All reflexes presents except ankle jerks

CLINICAL ASSESSMENT: suspected meningitis & L/P done

csf results
CSF Results
  • CSF pressure: not recorded
  • Clear, colourless
  • Polys: 2 cells/ul
  • Lymphos: 10cells/ul
  • Protein: 1.1g/L
  • Glucose: 2.3mmol/L(41.44mg/dL)

S-glucose 6mmol/(108.1mg/dL)

Globulins: raised

Crypto Ag: Negative

Gram stain: Negative

India ink: Negative

csf results contd
CSF results contd.
  • Bacterial culture: Negative
  • AFB culture: negative
  • PCR: HSV,VZV,EBV,Entero all Negative
  • Working Diagnosis: TB Meningitis
management in ward
Management in ward
  • Started on dexamethasone 10mg bolus, followed by 4mg 6hrly. TB Rx changed to intensive phase
  • 2 days later he had 2 seizures: loaded with phenytoin & emergency CT brain scan ordered
  • CTB showed 3 ring-enhancing lesions on the R-frontal, R-parietal & R-temporal lobes with vasogenic oedema & compression of the R ventricle with dilatation of the contralateral system
slide8
Figure 1

1st CTB 22/10/08

slide9
Management contd.

Based on CTS finding the patient was placed on the following treatment:

  • High dose bactrim at 10mg/kg trimethoprim in 2 divided doses for the possibility of toxoplasma abscess.
  • Intensive phase anti-TB treatment continued.
  • Dexamethasone was continued at does of 4mg 6hrly for 3 days and switched to prednisolone 60mg daily for 1 week and tappered down to 40mg daily.
  • Phenytoin at 300mg daily per os & levels monitored
  • Patient was worked up for anti-retroviral treatment.
slide10
Basic investigations:
  • FBC: Hb 8.6g%, WCC 4900/uL, Platelets 375 000/Ul
  • U&E: 134/4.1/107/21.5/4.8/63
  • LFT: TP 58g/L, Alb16g/L, Tbili 9umol/lL, ALP 124U/L, GGT 407U/L, ALT 25U/L
  • CD4 was 129cell/uL and VL of 410 000 (19/10/2008). Toxo serology IgM negative, IgG (not done)
  • Patient improved apart from marked wasting & remained seizure-free
slide11
Discussion Questions
  • 1) What is the best approach to intra-cranial mass lesions in the background of HIV/AIDS & limited resources
  • 2) Should this patient have had a CTS prior to the LP? If so what clinical cues should we use to decide that a CTS should be done prior to LP.
  • 3) Is there any value to repeating the scan at some point in this patient? At what point should it be repeated? How would a repeat scan help narrow the differential diagnosis?
slide13
Baseline Oct’09

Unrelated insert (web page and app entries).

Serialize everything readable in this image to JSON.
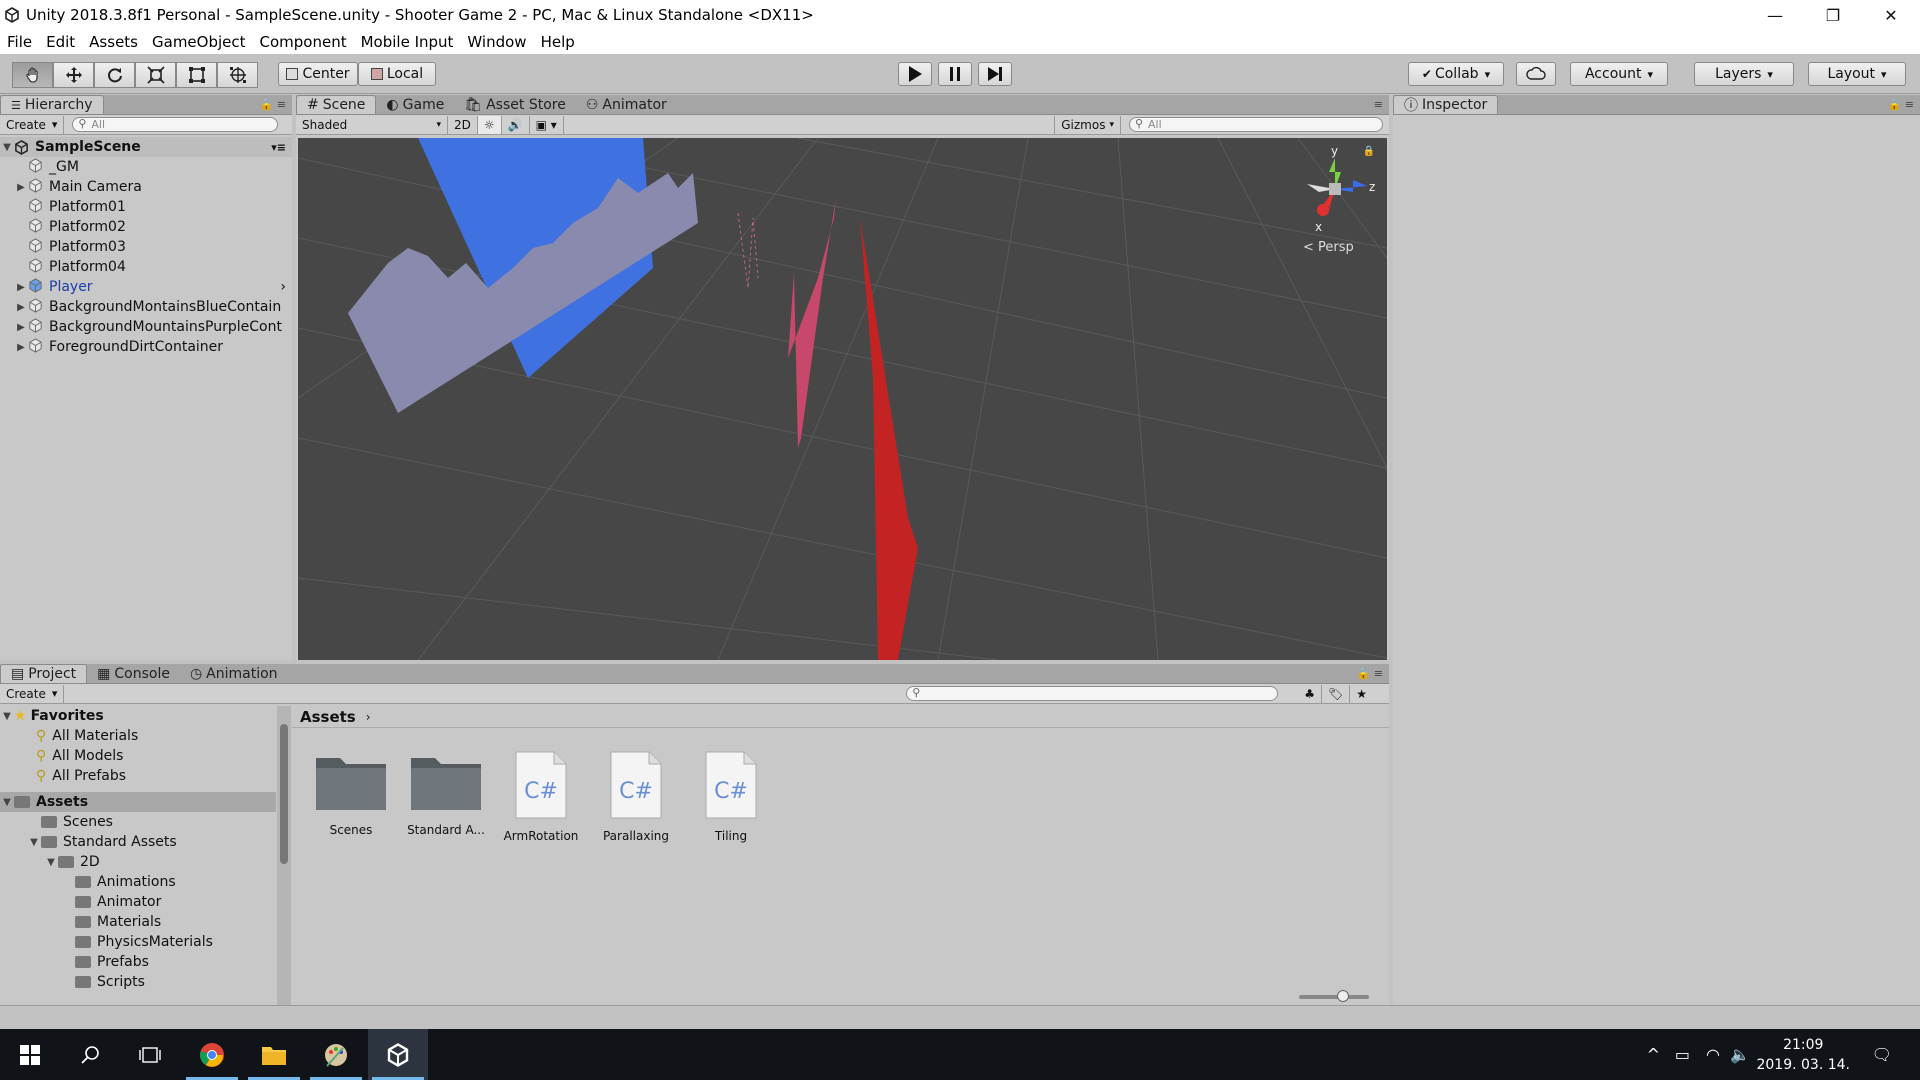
{
  "window": {
    "title": "Unity 2018.3.8f1 Personal - SampleScene.unity - Shooter Game 2 - PC, Mac & Linux Standalone <DX11>",
    "minimize_glyph": "—",
    "maximize_glyph": "❐",
    "close_glyph": "✕"
  },
  "menu": [
    "File",
    "Edit",
    "Assets",
    "GameObject",
    "Component",
    "Mobile Input",
    "Window",
    "Help"
  ],
  "toolbar": {
    "pivot_label": "Center",
    "space_label": "Local",
    "collab_label": "Collab",
    "account_label": "Account",
    "layers_label": "Layers",
    "layout_label": "Layout"
  },
  "hierarchy": {
    "tab_label": "Hierarchy",
    "create_label": "Create",
    "search_placeholder": "All",
    "scene_name": "SampleScene",
    "items": [
      {
        "label": "_GM",
        "expandable": false
      },
      {
        "label": "Main Camera",
        "expandable": true
      },
      {
        "label": "Platform01",
        "expandable": false
      },
      {
        "label": "Platform02",
        "expandable": false
      },
      {
        "label": "Platform03",
        "expandable": false
      },
      {
        "label": "Platform04",
        "expandable": false
      },
      {
        "label": "Player",
        "expandable": true,
        "prefab": true
      },
      {
        "label": "BackgroundMontainsBlueContain",
        "expandable": true
      },
      {
        "label": "BackgroundMountainsPurpleCont",
        "expandable": true
      },
      {
        "label": "ForegroundDirtContainer",
        "expandable": true
      }
    ]
  },
  "scene_view": {
    "tabs": [
      "Scene",
      "Game",
      "Asset Store",
      "Animator"
    ],
    "active_tab": "Scene",
    "shading_mode": "Shaded",
    "mode_2d_label": "2D",
    "gizmos_label": "Gizmos",
    "search_placeholder": "All",
    "projection_label": "Persp",
    "axis_y": "y",
    "axis_z": "z",
    "axis_x": "x"
  },
  "inspector": {
    "tab_label": "Inspector"
  },
  "project": {
    "tabs": [
      "Project",
      "Console",
      "Animation"
    ],
    "create_label": "Create",
    "favorites_label": "Favorites",
    "favorites": [
      "All Materials",
      "All Models",
      "All Prefabs"
    ],
    "assets_root_label": "Assets",
    "assets_tree": [
      {
        "label": "Scenes",
        "level": 1,
        "expandable": false
      },
      {
        "label": "Standard Assets",
        "level": 1,
        "expandable": true
      },
      {
        "label": "2D",
        "level": 2,
        "expandable": true
      },
      {
        "label": "Animations",
        "level": 3,
        "expandable": false
      },
      {
        "label": "Animator",
        "level": 3,
        "expandable": false
      },
      {
        "label": "Materials",
        "level": 3,
        "expandable": false
      },
      {
        "label": "PhysicsMaterials",
        "level": 3,
        "expandable": false
      },
      {
        "label": "Prefabs",
        "level": 3,
        "expandable": false
      },
      {
        "label": "Scripts",
        "level": 3,
        "expandable": false
      }
    ],
    "breadcrumb": "Assets",
    "grid_items": [
      {
        "label": "Scenes",
        "type": "folder"
      },
      {
        "label": "Standard A...",
        "type": "folder"
      },
      {
        "label": "ArmRotation",
        "type": "script"
      },
      {
        "label": "Parallaxing",
        "type": "script"
      },
      {
        "label": "Tiling",
        "type": "script"
      }
    ],
    "script_glyph": "C#"
  },
  "taskbar": {
    "time": "21:09",
    "date": "2019. 03. 14."
  }
}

After 3wks Nov’09

hiv intracranial mass lesions
HIV & Intracranial mass lesions
  • >50% of HIV+ patients develop clinically significant neurological disease : may herald onset of AIDS
  • Up to 15% may have intracranial lesions
  • Clinical presentation & radiographic lesions may be indistinguishable
  • Prognosis is poor : need for prompt & appropriate treatment
hiv intracranial mass lesions1
HIV & Intracranial mass lesions
  • Toxoplasmosis & tuberculosis frequent & treatable causes
  • Brain abscess :NB cause requiring prompt neurosurgical intervention
  • Primary CNS lymphoma : rare
  • PROGNOSIS IS POOR
toxoplasmosis drug therapy
Toxoplasmosis Drug therapy
  • Pyrimethamine

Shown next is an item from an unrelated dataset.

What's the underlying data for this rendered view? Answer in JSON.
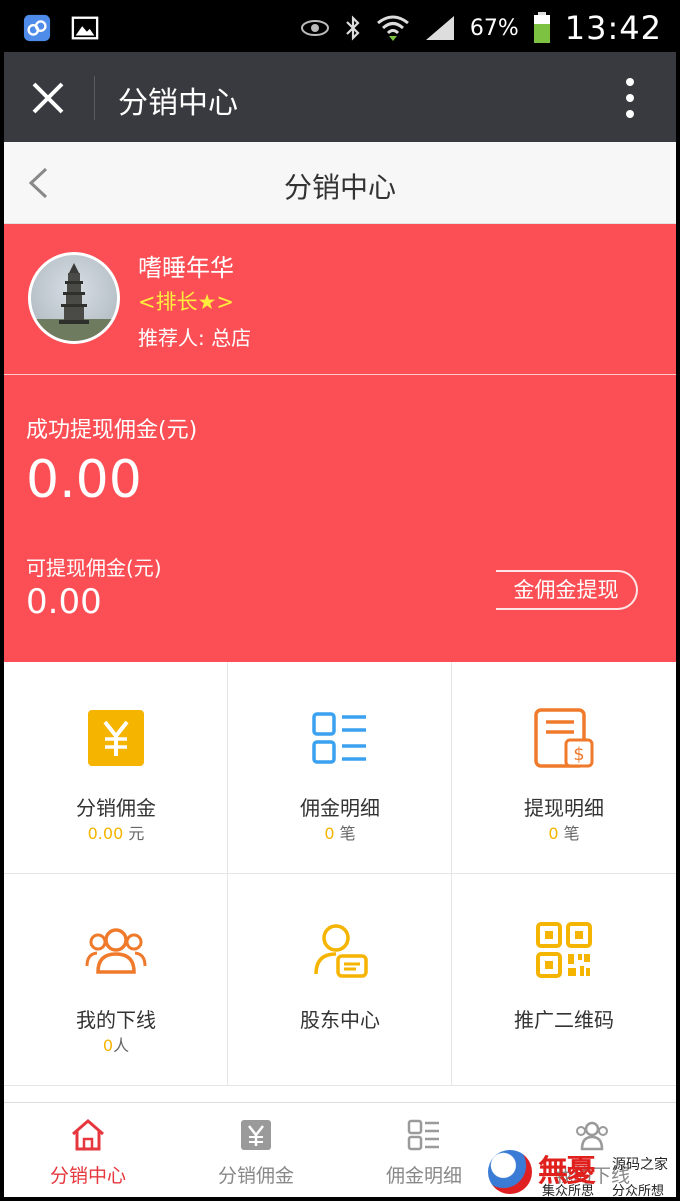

Load: 100-200mg then 50-75mg dly x 3-6wks

with folinic acid 10-15mg/day

PLUS

  • Sulfadiazine 4-6g/day for 3-6wks
  • Clindamycin 600mg 6hrly for 3-6wks, OR
  • Azithromycin 1.2-1.5gdly for 3-6wks

OR

  • Co-Trimoxazole/ BACRTIM II qid x 4 wks
ngiyabonga
NGIYABONGA
  • Thank YOU…
ad